Activity =>
Search the records for "title" and copy each line that holds it.
◇ ◇ ◇ ◇
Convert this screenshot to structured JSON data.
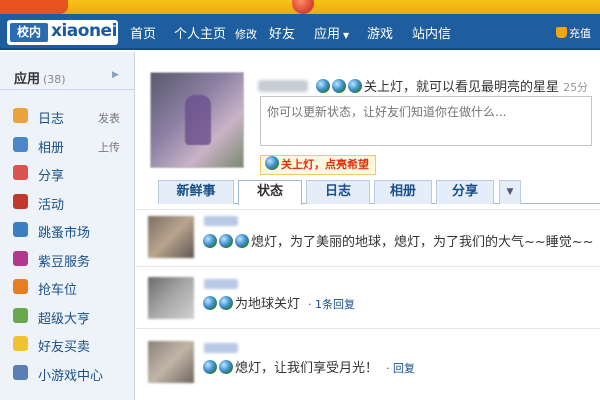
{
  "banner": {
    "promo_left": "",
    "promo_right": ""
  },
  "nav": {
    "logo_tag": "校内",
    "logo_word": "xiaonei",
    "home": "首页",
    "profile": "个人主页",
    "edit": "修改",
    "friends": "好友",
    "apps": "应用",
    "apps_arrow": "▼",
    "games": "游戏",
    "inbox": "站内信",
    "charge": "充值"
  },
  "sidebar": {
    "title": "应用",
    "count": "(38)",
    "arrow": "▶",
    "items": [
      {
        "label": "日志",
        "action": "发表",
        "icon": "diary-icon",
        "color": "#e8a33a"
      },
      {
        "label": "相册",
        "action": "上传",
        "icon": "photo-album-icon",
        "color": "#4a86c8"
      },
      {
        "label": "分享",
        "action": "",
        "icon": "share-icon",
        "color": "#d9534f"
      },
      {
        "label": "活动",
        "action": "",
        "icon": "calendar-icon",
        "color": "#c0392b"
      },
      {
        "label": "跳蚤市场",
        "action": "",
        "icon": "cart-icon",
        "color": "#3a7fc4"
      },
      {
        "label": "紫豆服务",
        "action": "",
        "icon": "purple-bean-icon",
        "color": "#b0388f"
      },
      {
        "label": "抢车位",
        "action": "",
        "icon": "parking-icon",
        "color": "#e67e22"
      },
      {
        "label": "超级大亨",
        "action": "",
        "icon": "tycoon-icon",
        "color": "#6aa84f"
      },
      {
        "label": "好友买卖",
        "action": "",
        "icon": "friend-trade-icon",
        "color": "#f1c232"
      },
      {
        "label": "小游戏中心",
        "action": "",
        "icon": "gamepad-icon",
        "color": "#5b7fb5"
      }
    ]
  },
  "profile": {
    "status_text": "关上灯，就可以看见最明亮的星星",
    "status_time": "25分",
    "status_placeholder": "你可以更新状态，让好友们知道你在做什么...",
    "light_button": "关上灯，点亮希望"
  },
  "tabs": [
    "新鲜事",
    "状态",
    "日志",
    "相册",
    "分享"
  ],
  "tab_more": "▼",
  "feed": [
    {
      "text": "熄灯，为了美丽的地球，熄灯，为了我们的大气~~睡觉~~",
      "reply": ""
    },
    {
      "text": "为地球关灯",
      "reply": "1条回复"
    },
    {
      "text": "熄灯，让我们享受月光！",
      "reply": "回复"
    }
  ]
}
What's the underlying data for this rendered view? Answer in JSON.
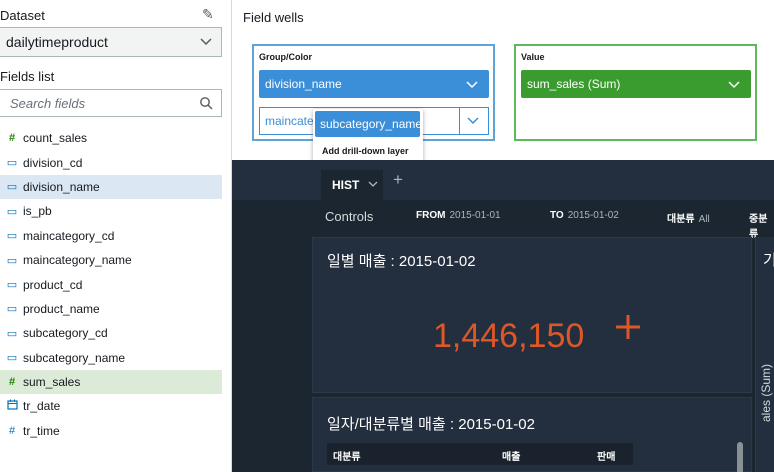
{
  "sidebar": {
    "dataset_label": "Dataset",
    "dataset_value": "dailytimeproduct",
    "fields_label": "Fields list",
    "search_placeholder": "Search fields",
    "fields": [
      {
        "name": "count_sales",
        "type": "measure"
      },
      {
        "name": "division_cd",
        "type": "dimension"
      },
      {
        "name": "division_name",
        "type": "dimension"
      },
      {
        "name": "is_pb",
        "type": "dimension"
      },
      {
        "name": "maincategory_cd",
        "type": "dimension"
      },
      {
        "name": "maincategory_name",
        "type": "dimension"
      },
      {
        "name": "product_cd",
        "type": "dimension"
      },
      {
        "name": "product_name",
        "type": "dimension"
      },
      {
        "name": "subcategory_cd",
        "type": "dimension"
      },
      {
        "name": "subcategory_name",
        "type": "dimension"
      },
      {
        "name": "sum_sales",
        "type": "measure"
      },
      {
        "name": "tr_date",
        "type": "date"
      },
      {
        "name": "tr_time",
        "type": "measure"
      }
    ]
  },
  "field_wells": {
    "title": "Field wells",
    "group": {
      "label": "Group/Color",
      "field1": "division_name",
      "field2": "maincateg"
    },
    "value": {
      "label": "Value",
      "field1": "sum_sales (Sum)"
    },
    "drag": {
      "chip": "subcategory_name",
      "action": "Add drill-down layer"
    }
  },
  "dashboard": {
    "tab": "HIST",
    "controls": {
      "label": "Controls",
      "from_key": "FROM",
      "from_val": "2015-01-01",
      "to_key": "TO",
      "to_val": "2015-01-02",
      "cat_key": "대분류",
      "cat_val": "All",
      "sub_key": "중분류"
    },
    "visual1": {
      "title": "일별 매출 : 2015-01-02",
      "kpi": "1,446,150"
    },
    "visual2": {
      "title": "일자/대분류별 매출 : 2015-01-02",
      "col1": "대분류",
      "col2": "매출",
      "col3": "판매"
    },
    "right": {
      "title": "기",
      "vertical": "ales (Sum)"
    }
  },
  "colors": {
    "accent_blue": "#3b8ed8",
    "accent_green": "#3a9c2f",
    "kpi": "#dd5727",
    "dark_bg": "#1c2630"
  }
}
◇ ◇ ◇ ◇
Worked solution =>
    "title": "应用",
    "title": "Field wells",
      "title": "일별 매출 : 2015-01-02",
      "title": "일자/대분류별 매출 : 2015-01-02",
      "title": "기",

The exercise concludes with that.